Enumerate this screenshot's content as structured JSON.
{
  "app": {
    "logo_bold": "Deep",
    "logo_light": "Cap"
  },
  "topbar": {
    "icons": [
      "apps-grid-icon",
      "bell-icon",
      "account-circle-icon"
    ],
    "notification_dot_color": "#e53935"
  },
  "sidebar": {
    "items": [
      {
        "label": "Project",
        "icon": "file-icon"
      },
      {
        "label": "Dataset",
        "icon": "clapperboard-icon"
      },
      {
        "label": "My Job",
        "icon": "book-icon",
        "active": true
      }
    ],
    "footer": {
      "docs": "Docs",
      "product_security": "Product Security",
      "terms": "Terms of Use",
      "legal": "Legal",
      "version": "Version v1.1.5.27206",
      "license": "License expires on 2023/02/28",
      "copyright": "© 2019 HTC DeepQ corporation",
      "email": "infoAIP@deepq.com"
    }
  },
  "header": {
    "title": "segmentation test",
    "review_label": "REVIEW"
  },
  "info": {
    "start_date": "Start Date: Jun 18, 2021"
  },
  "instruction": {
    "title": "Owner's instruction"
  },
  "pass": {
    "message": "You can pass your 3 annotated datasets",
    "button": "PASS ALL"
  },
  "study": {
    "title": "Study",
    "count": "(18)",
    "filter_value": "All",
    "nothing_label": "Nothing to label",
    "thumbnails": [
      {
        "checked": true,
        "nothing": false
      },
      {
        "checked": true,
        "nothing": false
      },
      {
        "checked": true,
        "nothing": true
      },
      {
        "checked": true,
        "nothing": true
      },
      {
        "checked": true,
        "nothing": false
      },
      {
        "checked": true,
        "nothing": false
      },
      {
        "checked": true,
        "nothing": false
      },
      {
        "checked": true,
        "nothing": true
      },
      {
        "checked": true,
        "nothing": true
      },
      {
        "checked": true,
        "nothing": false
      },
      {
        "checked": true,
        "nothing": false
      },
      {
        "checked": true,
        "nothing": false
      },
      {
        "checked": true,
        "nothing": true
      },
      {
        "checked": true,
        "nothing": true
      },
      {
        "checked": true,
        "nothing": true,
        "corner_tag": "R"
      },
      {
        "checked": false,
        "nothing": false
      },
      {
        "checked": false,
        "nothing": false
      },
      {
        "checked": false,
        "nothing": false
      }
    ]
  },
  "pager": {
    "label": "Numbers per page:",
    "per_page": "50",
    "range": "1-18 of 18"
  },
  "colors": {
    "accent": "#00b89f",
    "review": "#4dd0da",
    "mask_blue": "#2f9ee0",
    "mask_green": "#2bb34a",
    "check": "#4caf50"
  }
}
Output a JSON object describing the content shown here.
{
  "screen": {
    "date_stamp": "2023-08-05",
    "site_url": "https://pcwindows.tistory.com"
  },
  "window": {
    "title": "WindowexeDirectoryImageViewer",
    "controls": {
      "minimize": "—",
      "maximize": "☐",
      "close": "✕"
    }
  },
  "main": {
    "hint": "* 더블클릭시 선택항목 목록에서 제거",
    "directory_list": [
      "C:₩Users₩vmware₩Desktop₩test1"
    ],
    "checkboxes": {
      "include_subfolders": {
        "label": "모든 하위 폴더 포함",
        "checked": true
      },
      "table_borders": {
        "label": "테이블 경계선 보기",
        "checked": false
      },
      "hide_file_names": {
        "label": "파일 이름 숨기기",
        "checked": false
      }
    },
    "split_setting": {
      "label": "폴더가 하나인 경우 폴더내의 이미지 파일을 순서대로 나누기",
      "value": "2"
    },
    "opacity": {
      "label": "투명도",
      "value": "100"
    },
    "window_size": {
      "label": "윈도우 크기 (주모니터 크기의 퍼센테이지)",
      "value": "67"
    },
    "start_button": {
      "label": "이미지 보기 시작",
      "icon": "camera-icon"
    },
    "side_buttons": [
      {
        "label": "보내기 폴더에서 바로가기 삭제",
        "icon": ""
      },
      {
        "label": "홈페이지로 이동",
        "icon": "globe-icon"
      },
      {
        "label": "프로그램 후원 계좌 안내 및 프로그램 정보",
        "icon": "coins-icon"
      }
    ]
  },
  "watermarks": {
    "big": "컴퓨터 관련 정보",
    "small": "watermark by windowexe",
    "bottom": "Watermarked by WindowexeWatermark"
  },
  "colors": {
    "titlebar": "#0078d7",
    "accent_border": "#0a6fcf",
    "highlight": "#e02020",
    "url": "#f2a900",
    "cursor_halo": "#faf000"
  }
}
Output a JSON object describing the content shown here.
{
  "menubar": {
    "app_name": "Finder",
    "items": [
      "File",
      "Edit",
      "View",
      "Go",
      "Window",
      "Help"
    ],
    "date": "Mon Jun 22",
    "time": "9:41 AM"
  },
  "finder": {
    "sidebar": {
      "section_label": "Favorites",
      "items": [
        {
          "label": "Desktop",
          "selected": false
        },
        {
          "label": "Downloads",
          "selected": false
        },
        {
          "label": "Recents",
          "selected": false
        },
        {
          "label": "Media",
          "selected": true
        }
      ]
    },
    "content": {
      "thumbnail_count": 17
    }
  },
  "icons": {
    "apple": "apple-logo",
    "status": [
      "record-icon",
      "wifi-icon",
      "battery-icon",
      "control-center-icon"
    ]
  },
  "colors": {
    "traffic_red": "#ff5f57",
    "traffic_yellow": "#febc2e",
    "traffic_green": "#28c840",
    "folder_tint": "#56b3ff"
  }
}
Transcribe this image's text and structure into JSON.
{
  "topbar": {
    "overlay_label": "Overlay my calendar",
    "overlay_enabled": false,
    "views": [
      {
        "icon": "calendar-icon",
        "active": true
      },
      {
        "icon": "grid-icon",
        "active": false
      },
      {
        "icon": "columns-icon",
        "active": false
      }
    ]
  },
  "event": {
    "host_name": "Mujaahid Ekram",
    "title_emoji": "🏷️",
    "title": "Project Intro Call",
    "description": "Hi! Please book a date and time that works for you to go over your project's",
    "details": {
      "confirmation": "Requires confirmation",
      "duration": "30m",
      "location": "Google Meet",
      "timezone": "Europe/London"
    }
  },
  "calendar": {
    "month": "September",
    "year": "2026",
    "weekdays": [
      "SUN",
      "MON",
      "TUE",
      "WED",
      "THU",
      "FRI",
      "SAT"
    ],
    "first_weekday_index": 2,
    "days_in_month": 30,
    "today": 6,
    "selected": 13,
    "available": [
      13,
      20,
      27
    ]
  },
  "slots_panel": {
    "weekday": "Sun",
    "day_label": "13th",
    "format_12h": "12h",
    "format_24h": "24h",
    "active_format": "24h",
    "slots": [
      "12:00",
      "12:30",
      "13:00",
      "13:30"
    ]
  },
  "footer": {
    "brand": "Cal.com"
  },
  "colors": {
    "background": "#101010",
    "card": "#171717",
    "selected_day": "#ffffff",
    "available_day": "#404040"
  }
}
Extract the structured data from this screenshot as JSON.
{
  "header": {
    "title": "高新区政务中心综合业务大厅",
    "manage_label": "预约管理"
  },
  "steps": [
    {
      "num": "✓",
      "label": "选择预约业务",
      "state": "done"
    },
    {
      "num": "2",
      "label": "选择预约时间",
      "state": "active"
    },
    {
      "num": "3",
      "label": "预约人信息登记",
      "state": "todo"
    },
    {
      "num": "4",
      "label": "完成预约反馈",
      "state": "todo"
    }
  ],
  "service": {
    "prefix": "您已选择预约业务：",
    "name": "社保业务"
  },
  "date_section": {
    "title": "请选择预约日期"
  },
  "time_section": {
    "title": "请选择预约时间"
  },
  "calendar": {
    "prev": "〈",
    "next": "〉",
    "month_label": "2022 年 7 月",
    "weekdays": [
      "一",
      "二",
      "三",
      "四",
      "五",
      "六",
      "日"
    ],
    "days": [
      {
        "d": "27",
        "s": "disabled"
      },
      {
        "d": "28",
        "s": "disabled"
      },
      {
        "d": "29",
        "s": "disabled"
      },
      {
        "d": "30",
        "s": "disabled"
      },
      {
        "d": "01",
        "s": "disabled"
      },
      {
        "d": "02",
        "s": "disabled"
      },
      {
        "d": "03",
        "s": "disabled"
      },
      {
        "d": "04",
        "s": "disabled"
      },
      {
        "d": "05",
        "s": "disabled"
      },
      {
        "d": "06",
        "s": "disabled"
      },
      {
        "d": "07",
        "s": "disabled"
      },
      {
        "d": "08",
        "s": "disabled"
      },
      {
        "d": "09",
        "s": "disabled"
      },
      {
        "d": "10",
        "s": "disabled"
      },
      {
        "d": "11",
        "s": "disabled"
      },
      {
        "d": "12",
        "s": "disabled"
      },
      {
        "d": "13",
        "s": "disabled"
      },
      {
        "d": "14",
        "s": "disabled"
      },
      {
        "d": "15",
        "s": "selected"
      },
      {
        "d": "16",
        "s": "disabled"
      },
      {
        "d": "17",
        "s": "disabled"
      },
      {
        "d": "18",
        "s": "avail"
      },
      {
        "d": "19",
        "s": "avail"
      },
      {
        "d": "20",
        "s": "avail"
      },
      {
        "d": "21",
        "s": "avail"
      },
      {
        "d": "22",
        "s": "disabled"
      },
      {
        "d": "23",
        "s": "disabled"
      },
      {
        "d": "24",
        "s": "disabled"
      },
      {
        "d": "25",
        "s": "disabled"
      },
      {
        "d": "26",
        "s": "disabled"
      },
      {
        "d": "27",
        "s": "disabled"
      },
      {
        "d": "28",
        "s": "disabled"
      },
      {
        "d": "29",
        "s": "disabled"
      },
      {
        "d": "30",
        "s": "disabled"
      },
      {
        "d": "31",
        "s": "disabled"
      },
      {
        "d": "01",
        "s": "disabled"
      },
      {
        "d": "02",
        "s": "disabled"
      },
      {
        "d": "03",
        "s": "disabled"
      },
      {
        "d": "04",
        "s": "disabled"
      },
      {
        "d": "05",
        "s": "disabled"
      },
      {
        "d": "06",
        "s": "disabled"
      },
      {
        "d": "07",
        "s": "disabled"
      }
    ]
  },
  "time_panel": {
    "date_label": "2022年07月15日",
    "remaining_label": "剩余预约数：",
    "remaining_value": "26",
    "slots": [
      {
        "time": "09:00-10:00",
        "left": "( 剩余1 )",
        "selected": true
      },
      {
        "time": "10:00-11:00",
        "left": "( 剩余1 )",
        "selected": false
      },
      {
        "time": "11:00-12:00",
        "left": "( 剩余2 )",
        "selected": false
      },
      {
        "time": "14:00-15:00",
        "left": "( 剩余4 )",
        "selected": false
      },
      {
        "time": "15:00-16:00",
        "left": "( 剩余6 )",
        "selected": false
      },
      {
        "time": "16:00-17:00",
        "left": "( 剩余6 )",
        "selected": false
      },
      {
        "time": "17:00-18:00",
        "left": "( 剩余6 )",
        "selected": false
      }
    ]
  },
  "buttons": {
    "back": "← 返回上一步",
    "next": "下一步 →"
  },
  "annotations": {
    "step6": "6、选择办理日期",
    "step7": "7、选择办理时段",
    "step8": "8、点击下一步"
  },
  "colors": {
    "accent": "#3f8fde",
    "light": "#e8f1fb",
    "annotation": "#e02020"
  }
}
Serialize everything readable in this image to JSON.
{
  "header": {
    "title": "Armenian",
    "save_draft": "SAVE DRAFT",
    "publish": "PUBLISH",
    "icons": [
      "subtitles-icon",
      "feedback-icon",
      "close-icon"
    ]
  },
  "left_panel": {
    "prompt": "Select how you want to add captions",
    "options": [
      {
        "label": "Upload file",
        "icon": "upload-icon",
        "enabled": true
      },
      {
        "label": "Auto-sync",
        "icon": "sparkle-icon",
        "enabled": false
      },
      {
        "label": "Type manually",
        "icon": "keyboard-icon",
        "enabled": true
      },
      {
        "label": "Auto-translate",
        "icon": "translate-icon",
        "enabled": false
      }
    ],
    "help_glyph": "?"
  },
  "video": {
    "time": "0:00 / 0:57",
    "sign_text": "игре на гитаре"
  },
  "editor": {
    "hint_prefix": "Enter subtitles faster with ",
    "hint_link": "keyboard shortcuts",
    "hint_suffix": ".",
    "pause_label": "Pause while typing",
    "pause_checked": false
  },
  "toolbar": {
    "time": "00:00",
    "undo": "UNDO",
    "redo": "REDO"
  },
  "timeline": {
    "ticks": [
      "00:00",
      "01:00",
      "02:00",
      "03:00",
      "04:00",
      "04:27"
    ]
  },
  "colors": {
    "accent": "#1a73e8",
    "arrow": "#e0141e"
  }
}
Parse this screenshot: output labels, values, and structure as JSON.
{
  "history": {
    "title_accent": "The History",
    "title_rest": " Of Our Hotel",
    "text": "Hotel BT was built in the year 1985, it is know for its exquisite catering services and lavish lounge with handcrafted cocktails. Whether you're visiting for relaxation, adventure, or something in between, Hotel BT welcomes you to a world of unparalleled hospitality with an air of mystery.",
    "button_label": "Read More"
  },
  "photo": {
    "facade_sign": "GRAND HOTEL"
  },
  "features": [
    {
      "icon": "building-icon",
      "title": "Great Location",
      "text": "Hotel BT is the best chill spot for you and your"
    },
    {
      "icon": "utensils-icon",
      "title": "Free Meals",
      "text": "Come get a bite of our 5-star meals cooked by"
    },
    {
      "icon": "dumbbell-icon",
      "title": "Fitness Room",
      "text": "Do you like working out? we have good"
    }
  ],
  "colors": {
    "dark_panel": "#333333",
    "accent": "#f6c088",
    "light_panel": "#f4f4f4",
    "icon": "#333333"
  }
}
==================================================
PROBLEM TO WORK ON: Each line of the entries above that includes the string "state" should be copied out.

FINAL ANSWER:
      "state": "done"
      "state": "active"
      "state": "todo"
      "state": "todo"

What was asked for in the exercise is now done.